### EXERCISE REQUIREMENTS
Filter these entries, keeping only lines that hold the word "true".

▼▼▼

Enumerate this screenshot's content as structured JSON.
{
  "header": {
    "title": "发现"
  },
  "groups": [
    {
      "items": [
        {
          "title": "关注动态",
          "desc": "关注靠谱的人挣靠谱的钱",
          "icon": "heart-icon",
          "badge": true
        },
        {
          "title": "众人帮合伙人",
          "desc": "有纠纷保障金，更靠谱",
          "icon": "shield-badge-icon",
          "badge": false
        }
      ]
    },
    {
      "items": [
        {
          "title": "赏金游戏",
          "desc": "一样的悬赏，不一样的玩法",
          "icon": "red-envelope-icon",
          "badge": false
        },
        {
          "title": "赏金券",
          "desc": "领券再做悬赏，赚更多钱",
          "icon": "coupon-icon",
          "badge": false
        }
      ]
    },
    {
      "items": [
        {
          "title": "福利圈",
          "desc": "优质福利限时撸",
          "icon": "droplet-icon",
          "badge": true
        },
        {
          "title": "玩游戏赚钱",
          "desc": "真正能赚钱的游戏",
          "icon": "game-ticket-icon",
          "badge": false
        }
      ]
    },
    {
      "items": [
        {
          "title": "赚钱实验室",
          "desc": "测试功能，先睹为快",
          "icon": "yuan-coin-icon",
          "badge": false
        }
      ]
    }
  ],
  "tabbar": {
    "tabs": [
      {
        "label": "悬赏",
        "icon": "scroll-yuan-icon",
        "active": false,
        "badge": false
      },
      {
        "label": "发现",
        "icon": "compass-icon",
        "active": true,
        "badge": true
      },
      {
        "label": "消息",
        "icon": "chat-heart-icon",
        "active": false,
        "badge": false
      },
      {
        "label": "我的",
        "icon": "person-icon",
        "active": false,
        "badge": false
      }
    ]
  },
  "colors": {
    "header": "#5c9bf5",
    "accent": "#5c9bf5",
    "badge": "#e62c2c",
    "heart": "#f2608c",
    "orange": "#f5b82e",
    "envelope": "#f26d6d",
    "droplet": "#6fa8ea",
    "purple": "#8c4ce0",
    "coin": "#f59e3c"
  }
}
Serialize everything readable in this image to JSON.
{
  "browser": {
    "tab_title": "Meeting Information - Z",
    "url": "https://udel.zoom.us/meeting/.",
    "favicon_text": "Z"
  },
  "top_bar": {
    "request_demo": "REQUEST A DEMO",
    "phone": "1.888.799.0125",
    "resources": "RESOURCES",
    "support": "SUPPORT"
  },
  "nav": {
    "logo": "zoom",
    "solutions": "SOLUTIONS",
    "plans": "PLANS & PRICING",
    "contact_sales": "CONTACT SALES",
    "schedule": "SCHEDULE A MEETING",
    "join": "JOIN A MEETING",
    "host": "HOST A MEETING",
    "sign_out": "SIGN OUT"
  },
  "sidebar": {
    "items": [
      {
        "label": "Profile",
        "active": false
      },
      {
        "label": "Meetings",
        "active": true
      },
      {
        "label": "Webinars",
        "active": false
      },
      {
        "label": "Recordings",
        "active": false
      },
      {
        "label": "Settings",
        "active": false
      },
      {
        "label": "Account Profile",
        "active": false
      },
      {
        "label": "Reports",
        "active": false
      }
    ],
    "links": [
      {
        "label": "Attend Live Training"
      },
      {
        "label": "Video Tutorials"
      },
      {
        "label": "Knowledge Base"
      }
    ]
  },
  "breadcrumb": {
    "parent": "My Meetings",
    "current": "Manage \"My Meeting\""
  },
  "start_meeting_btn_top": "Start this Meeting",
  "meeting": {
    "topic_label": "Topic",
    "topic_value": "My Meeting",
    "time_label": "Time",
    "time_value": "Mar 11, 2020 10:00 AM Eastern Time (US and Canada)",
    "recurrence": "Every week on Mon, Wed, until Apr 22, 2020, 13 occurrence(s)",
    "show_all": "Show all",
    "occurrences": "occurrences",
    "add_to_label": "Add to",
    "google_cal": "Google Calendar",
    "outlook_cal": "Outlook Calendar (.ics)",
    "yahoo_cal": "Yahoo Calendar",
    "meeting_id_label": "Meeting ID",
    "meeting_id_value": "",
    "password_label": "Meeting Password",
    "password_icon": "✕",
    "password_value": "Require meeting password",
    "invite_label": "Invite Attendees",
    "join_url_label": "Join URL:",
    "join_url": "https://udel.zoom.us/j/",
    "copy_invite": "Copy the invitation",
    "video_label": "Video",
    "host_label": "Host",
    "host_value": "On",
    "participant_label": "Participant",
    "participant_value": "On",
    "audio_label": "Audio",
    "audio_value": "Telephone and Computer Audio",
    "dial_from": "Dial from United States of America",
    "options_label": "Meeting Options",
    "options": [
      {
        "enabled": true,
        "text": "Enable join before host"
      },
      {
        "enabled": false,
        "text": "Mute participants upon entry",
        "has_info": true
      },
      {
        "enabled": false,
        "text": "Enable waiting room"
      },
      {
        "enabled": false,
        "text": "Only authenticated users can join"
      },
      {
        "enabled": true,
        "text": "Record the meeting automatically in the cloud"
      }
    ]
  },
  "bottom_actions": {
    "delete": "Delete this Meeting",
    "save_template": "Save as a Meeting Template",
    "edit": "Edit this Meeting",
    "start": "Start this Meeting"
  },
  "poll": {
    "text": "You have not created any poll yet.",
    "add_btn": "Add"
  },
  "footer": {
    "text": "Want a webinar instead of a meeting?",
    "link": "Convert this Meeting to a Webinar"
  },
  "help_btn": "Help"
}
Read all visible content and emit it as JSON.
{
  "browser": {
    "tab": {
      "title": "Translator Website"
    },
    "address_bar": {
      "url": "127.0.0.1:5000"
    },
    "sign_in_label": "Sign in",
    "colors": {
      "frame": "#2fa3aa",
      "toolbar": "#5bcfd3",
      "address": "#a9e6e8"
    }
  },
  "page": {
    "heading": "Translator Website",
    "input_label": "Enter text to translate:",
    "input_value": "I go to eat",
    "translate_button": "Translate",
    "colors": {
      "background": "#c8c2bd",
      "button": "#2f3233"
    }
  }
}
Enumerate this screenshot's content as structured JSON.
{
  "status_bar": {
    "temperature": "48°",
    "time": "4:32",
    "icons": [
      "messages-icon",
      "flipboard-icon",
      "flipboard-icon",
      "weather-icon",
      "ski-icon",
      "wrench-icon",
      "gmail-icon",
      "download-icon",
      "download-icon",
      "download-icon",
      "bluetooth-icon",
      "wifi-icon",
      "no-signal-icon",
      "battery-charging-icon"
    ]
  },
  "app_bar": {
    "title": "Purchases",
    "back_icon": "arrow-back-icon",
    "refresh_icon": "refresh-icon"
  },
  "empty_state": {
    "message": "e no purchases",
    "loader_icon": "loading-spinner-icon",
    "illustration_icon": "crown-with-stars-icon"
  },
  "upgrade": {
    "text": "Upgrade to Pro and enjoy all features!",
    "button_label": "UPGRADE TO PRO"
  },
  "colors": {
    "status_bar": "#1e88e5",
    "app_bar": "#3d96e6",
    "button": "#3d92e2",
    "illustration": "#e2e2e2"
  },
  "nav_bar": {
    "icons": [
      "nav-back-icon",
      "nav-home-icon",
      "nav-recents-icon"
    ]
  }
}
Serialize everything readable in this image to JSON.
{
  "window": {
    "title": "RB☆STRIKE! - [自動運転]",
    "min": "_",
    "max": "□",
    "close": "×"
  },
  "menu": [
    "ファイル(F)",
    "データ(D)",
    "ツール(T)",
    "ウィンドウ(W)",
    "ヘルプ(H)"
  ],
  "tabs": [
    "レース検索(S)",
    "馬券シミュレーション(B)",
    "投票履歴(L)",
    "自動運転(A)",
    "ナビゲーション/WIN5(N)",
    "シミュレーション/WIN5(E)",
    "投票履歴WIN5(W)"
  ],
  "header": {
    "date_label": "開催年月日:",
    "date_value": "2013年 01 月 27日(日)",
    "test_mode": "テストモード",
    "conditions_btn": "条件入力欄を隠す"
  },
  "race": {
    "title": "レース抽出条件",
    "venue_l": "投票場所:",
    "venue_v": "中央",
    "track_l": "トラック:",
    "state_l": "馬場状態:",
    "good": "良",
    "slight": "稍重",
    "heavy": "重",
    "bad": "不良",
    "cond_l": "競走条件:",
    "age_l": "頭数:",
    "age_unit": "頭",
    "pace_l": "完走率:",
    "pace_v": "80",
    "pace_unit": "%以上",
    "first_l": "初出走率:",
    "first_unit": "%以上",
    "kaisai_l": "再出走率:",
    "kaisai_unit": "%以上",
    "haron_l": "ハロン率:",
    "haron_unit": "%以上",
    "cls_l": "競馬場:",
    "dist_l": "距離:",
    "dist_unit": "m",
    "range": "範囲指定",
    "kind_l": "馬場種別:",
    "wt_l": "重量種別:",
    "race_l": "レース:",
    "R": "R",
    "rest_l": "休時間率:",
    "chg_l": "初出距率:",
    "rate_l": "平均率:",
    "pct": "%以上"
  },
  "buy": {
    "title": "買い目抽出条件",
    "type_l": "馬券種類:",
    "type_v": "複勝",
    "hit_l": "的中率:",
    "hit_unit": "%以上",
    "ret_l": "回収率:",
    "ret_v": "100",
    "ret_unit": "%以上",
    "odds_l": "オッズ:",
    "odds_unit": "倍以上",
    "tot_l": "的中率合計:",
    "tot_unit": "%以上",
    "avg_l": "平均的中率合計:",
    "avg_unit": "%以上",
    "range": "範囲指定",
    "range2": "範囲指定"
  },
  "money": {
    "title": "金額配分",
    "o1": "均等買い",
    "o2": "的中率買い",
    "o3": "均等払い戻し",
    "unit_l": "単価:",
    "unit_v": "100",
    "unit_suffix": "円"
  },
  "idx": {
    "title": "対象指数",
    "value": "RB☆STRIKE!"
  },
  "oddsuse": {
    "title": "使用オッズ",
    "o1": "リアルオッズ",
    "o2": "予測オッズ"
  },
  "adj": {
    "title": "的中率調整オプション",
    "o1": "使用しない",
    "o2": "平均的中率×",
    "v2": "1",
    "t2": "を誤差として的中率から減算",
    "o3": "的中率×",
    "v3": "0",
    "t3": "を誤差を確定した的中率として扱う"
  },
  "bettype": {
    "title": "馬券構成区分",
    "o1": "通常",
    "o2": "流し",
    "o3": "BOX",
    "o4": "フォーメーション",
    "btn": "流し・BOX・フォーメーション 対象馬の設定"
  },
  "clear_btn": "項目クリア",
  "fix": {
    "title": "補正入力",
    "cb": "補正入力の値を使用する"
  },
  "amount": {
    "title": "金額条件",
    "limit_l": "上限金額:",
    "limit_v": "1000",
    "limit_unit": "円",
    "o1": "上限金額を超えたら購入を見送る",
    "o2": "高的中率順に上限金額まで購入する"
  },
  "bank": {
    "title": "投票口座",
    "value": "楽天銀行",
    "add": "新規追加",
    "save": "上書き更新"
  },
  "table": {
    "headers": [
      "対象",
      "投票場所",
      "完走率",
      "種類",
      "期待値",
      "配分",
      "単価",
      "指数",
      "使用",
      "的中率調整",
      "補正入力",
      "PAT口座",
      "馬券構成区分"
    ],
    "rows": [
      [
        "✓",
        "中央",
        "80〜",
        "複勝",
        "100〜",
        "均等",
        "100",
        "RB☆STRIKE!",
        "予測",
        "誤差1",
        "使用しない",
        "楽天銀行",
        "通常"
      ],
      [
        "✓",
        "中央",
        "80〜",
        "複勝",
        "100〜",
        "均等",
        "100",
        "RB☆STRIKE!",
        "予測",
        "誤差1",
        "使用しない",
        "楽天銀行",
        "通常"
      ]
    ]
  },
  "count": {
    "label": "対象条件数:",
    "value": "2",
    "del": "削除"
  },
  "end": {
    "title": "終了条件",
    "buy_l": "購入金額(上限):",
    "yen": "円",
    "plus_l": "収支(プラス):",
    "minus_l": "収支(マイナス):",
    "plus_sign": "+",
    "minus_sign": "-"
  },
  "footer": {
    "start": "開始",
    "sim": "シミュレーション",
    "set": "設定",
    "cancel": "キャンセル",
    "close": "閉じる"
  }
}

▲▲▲

### EXPECTED OUTPUT
          "badge": true
          "badge": true
        "active": true,
        "badge": true
        "active": true
        "enabled": true,
        "has_info": true
        "enabled": true,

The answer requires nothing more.